Exercise prompt:
This exercise asks for the records to be retyped exactly as they read.

Material provided:
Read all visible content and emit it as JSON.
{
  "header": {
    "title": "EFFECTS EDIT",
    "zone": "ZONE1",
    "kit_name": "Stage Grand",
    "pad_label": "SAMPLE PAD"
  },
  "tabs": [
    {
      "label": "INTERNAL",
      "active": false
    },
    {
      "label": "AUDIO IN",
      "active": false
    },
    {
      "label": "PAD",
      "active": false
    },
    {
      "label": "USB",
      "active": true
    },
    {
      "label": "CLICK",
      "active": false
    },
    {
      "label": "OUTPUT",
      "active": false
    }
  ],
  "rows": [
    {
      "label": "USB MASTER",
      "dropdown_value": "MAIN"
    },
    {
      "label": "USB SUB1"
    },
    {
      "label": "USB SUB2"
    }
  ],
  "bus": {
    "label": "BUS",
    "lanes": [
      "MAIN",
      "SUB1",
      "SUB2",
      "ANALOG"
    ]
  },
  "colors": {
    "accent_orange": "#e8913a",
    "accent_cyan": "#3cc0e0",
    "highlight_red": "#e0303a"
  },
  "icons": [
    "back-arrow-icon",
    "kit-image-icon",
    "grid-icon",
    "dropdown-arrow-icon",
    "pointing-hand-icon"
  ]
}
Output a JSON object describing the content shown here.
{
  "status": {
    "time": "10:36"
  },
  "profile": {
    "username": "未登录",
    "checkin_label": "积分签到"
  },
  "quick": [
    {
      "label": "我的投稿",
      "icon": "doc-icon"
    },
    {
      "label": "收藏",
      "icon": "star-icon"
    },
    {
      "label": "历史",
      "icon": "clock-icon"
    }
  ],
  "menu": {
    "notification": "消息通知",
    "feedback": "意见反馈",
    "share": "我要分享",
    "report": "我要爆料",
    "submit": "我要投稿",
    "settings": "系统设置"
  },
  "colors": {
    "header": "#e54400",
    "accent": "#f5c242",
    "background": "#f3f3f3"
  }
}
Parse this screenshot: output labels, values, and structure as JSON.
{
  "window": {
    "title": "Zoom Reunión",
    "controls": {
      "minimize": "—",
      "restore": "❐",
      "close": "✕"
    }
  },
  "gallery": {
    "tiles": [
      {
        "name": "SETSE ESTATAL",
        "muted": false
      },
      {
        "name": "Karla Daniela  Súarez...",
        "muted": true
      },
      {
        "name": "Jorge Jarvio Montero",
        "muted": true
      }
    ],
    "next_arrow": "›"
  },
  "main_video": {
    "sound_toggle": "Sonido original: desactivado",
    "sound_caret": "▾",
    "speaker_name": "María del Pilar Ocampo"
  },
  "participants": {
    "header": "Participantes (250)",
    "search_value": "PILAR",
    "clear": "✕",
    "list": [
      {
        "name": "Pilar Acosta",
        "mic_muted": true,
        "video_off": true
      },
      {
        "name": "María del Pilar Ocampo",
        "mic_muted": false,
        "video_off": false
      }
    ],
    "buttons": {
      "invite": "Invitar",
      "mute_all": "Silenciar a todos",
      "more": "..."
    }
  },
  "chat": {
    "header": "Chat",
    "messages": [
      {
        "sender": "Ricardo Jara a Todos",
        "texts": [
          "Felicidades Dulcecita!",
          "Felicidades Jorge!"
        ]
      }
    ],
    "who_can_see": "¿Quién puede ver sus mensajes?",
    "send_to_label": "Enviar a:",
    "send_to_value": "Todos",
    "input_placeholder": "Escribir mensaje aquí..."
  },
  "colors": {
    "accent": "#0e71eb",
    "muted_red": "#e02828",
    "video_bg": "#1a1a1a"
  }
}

Your solution:
Read all visible content and emit it as JSON.
{
  "header": {
    "title": "EFFECTS EDIT",
    "zone": "ZONE1",
    "kit_name": "Stage Grand",
    "pad_label": "SAMPLE PAD"
  },
  "tabs": [
    {
      "label": "INTERNAL",
      "active": false
    },
    {
      "label": "AUDIO IN",
      "active": false
    },
    {
      "label": "PAD",
      "active": false
    },
    {
      "label": "USB",
      "active": true
    },
    {
      "label": "CLICK",
      "active": false
    },
    {
      "label": "OUTPUT",
      "active": false
    }
  ],
  "rows": [
    {
      "label": "USB MASTER",
      "dropdown_value": "MAIN"
    },
    {
      "label": "USB SUB1"
    },
    {
      "label": "USB SUB2"
    }
  ],
  "bus": {
    "label": "BUS",
    "lanes": [
      "MAIN",
      "SUB1",
      "SUB2",
      "ANALOG"
    ]
  },
  "colors": {
    "accent_orange": "#e8913a",
    "accent_cyan": "#3cc0e0",
    "highlight_red": "#e0303a"
  },
  "icons": [
    "back-arrow-icon",
    "kit-image-icon",
    "grid-icon",
    "dropdown-arrow-icon",
    "pointing-hand-icon"
  ]
}
Output a JSON object describing the content shown here.
{
  "status": {
    "time": "10:36"
  },
  "profile": {
    "username": "未登录",
    "checkin_label": "积分签到"
  },
  "quick": [
    {
      "label": "我的投稿",
      "icon": "doc-icon"
    },
    {
      "label": "收藏",
      "icon": "star-icon"
    },
    {
      "label": "历史",
      "icon": "clock-icon"
    }
  ],
  "menu": {
    "notification": "消息通知",
    "feedback": "意见反馈",
    "share": "我要分享",
    "report": "我要爆料",
    "submit": "我要投稿",
    "settings": "系统设置"
  },
  "colors": {
    "header": "#e54400",
    "accent": "#f5c242",
    "background": "#f3f3f3"
  }
}
Parse this screenshot: output labels, values, and structure as JSON.
{
  "window": {
    "title": "Zoom Reunión",
    "controls": {
      "minimize": "—",
      "restore": "❐",
      "close": "✕"
    }
  },
  "gallery": {
    "tiles": [
      {
        "name": "SETSE ESTATAL",
        "muted": false
      },
      {
        "name": "Karla Daniela  Súarez...",
        "muted": true
      },
      {
        "name": "Jorge Jarvio Montero",
        "muted": true
      }
    ],
    "next_arrow": "›"
  },
  "main_video": {
    "sound_toggle": "Sonido original: desactivado",
    "sound_caret": "▾",
    "speaker_name": "María del Pilar Ocampo"
  },
  "participants": {
    "header": "Participantes (250)",
    "search_value": "PILAR",
    "clear": "✕",
    "list": [
      {
        "name": "Pilar Acosta",
        "mic_muted": true,
        "video_off": true
      },
      {
        "name": "María del Pilar Ocampo",
        "mic_muted": false,
        "video_off": false
      }
    ],
    "buttons": {
      "invite": "Invitar",
      "mute_all": "Silenciar a todos",
      "more": "..."
    }
  },
  "chat": {
    "header": "Chat",
    "messages": [
      {
        "sender": "Ricardo Jara a Todos",
        "texts": [
          "Felicidades Dulcecita!",
          "Felicidades Jorge!"
        ]
      }
    ],
    "who_can_see": "¿Quién puede ver sus mensajes?",
    "send_to_label": "Enviar a:",
    "send_to_value": "Todos",
    "input_placeholder": "Escribir mensaje aquí..."
  },
  "colors": {
    "accent": "#0e71eb",
    "muted_red": "#e02828",
    "video_bg": "#1a1a1a"
  }
}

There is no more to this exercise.